== INFORMATION GIVEN
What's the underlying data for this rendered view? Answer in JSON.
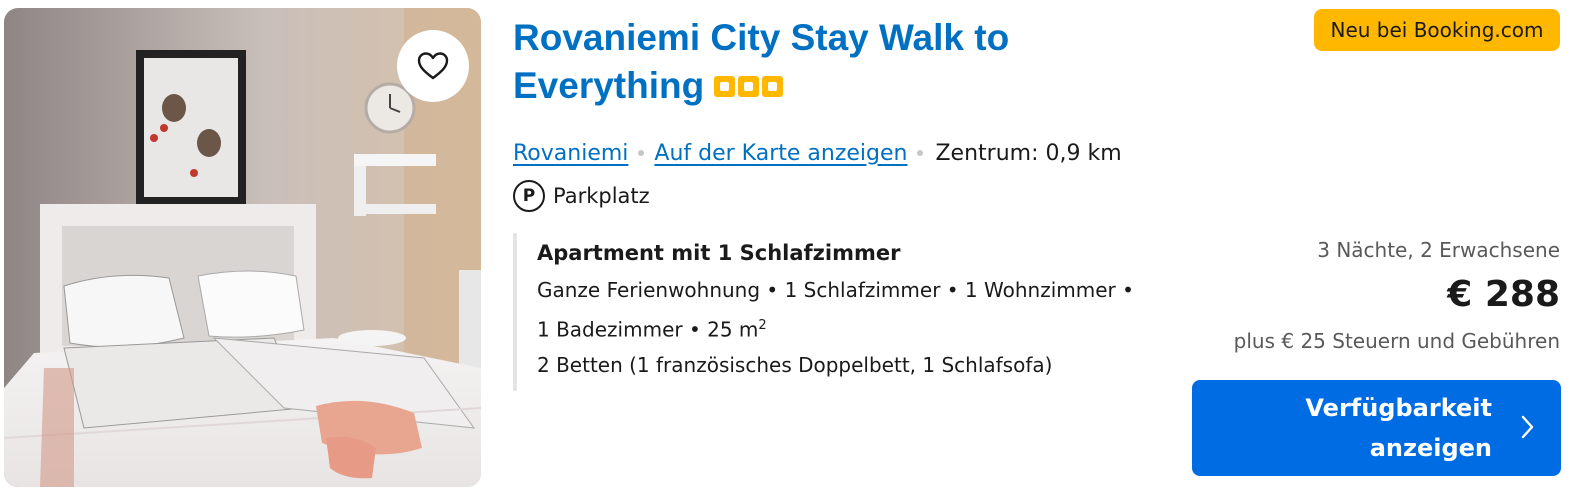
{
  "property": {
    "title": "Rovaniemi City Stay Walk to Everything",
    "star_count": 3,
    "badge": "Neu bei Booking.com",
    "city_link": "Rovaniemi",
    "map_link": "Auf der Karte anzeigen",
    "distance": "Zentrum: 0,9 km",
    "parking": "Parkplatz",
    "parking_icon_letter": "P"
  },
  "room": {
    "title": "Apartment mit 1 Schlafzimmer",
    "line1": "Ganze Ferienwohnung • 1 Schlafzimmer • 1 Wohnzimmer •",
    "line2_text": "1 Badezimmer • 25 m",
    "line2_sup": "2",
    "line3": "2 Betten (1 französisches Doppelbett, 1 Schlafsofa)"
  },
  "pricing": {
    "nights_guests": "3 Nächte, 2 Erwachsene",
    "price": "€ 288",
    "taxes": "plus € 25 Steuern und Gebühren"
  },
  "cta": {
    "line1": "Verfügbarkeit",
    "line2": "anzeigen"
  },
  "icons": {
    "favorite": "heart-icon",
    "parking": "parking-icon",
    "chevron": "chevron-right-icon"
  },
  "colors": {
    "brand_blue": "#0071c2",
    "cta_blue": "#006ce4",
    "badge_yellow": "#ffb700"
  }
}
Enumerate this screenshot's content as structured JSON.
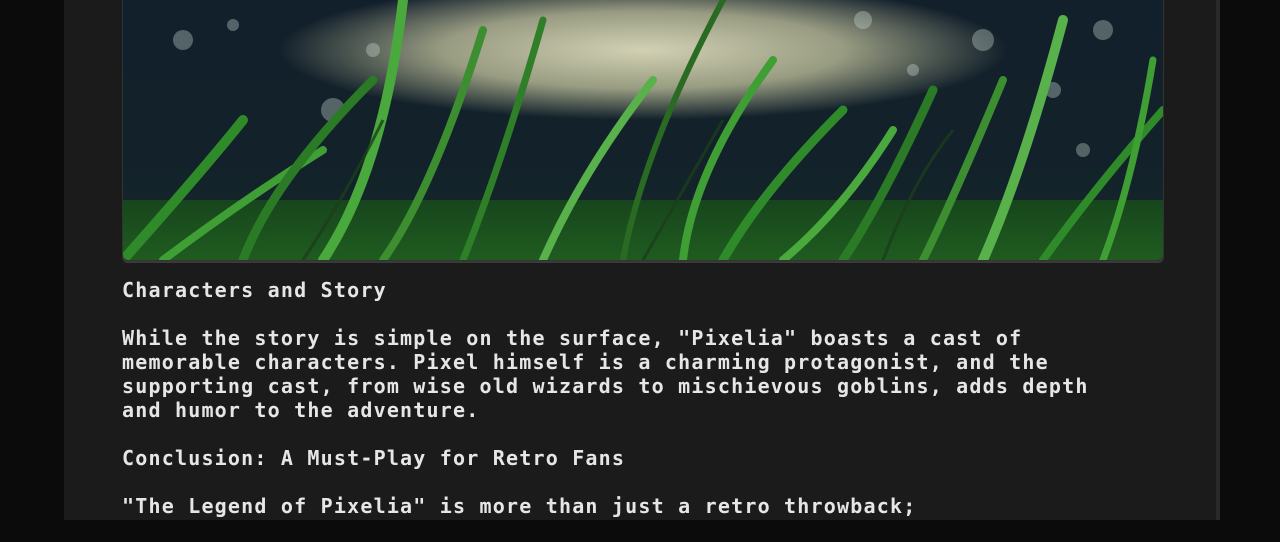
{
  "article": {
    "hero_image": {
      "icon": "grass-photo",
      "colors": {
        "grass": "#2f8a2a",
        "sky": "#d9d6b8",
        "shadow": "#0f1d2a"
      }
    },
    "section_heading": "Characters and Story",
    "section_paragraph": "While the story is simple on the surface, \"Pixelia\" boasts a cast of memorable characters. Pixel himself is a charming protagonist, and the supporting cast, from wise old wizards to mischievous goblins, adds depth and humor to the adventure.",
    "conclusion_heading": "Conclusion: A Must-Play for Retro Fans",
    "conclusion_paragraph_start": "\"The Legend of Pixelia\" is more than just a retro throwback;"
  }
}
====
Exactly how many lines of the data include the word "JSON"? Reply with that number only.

EXERCISE RESPONSE :: 2